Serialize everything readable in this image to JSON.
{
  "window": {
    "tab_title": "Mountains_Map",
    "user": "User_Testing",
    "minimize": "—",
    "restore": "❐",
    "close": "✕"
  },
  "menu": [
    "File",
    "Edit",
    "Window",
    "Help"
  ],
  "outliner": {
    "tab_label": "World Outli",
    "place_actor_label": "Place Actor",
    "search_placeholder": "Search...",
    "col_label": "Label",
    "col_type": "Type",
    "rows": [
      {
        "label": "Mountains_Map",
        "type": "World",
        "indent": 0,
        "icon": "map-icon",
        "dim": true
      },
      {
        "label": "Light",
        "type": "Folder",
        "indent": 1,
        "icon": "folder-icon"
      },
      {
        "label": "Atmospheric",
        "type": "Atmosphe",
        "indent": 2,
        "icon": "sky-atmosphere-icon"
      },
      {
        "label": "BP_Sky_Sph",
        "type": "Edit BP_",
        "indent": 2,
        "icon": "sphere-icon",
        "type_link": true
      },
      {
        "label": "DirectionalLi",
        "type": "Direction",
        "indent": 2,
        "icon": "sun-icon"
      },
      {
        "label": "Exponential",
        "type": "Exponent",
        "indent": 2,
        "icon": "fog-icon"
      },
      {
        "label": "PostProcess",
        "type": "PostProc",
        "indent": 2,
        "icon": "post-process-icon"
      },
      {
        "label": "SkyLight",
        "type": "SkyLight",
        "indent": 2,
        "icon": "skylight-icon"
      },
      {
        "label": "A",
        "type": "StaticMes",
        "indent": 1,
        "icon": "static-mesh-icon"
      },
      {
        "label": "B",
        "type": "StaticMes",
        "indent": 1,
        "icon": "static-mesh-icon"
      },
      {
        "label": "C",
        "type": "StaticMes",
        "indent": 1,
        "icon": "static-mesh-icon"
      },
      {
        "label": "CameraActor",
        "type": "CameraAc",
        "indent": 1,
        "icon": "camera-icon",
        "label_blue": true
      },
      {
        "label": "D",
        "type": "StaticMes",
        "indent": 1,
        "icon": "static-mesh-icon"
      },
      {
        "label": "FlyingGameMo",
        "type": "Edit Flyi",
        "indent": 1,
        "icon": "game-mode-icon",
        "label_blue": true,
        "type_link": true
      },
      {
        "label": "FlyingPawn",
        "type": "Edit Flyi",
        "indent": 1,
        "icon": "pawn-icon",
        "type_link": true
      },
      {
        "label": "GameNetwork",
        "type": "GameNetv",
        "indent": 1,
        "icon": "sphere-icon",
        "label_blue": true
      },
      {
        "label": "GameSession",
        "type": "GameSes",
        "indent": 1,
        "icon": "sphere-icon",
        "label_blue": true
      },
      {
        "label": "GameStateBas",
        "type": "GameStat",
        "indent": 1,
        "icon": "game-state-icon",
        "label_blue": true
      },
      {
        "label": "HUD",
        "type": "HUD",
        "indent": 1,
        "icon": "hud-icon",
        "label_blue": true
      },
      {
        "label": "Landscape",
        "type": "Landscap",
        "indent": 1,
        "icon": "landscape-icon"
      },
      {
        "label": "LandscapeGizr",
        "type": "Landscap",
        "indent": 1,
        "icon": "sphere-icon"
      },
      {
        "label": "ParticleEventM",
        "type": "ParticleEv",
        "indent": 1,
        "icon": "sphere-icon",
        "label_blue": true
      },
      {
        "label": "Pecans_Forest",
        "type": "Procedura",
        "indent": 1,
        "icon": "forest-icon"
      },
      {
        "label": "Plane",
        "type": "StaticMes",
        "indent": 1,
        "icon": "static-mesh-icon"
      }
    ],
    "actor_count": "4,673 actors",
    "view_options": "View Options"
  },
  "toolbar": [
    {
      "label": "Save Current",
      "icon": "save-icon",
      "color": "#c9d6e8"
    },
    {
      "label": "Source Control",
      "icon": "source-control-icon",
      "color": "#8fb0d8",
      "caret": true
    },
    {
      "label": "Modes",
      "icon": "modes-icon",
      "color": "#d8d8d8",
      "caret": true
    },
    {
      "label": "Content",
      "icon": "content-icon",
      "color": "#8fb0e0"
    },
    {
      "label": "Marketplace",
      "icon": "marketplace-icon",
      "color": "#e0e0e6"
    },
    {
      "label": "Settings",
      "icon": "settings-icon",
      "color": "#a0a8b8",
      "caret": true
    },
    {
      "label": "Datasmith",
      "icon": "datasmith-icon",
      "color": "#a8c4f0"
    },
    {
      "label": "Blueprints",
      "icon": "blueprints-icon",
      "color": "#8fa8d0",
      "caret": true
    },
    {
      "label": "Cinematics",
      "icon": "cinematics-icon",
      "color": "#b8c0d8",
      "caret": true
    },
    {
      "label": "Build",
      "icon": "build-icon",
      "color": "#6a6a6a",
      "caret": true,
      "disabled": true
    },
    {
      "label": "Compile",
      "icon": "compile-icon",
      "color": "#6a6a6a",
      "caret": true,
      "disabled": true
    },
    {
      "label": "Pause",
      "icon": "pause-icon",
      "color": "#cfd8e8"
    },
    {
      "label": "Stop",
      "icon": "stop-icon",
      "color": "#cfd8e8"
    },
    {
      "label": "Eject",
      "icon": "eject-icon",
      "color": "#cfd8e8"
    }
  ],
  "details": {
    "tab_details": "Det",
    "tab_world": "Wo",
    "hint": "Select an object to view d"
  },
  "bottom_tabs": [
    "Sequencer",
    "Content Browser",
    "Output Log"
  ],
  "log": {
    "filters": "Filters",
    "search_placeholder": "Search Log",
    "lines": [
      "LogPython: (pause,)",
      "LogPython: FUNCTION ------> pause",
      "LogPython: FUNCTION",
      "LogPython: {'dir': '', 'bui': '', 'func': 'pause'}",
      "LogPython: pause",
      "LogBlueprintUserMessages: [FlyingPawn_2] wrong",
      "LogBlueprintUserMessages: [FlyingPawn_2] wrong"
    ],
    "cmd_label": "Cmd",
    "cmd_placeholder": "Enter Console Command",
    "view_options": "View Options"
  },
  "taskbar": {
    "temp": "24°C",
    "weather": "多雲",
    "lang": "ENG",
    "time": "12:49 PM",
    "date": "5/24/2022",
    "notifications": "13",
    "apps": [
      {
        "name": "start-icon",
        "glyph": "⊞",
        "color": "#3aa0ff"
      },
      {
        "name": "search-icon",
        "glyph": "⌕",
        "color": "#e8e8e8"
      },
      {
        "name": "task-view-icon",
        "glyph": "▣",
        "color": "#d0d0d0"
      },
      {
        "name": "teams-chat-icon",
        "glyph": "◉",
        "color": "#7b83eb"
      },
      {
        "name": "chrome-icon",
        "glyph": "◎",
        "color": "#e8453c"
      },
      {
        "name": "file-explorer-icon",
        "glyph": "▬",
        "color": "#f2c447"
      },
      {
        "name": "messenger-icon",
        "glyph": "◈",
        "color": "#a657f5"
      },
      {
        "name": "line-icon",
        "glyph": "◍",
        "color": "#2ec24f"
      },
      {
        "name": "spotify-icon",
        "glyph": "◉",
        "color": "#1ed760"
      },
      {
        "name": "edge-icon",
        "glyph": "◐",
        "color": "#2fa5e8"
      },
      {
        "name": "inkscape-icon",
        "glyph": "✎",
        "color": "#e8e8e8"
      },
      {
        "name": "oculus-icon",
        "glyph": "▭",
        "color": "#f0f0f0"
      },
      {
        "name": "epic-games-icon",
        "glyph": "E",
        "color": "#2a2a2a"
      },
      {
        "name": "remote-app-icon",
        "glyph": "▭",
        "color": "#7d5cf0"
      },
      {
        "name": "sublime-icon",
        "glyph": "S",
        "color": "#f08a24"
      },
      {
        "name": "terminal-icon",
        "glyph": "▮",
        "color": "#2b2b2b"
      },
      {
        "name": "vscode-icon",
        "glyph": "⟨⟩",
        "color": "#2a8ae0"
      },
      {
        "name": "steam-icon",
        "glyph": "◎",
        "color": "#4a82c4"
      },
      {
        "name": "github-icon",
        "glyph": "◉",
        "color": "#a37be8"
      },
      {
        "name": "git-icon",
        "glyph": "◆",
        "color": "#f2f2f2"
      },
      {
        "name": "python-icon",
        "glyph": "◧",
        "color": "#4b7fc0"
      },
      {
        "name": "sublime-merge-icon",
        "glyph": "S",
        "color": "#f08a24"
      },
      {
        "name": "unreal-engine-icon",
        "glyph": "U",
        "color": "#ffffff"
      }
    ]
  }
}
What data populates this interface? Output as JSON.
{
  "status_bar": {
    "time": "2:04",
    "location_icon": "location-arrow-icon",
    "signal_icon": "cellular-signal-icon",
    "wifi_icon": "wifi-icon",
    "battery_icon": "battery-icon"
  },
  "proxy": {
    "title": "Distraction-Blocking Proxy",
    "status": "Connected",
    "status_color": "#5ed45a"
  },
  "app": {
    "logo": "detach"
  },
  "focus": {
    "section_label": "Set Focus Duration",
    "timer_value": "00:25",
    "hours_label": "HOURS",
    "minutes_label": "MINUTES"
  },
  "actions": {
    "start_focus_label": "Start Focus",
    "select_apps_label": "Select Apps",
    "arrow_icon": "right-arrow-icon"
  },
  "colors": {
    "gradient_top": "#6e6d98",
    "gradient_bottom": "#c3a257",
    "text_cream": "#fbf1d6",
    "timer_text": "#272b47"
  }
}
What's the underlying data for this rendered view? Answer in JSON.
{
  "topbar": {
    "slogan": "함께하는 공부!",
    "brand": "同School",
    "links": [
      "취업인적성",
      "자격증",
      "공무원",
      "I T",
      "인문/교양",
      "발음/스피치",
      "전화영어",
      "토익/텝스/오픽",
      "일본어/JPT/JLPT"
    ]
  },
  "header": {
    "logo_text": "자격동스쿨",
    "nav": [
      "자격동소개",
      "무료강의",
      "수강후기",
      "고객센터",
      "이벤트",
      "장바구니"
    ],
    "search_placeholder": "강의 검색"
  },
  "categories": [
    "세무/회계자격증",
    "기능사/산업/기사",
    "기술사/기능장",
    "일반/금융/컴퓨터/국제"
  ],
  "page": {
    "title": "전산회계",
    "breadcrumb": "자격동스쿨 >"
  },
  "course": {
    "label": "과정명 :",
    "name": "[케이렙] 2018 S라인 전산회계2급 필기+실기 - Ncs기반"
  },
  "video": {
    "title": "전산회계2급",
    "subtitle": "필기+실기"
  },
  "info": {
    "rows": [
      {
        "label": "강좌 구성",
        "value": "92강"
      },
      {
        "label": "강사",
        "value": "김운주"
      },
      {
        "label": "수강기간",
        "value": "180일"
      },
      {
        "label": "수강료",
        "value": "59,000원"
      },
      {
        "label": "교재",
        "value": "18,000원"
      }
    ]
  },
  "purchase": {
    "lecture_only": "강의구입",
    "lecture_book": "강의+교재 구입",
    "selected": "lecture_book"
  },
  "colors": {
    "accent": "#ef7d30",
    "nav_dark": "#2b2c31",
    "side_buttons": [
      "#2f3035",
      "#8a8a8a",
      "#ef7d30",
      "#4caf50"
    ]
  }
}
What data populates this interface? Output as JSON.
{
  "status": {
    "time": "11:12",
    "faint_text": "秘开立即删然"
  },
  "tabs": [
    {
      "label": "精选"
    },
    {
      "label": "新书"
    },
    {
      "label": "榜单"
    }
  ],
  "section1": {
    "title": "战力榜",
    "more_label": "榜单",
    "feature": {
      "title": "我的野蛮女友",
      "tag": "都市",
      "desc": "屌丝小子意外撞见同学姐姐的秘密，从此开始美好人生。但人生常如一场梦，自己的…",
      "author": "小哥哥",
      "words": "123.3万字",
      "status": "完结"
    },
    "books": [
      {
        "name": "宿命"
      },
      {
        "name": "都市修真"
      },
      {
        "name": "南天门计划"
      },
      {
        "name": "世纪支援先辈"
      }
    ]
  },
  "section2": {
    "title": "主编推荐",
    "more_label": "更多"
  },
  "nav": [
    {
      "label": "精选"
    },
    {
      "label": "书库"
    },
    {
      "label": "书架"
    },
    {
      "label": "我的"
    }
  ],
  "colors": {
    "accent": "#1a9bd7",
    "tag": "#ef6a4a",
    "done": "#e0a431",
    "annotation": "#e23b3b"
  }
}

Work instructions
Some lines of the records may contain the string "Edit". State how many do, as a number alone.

Task answer
4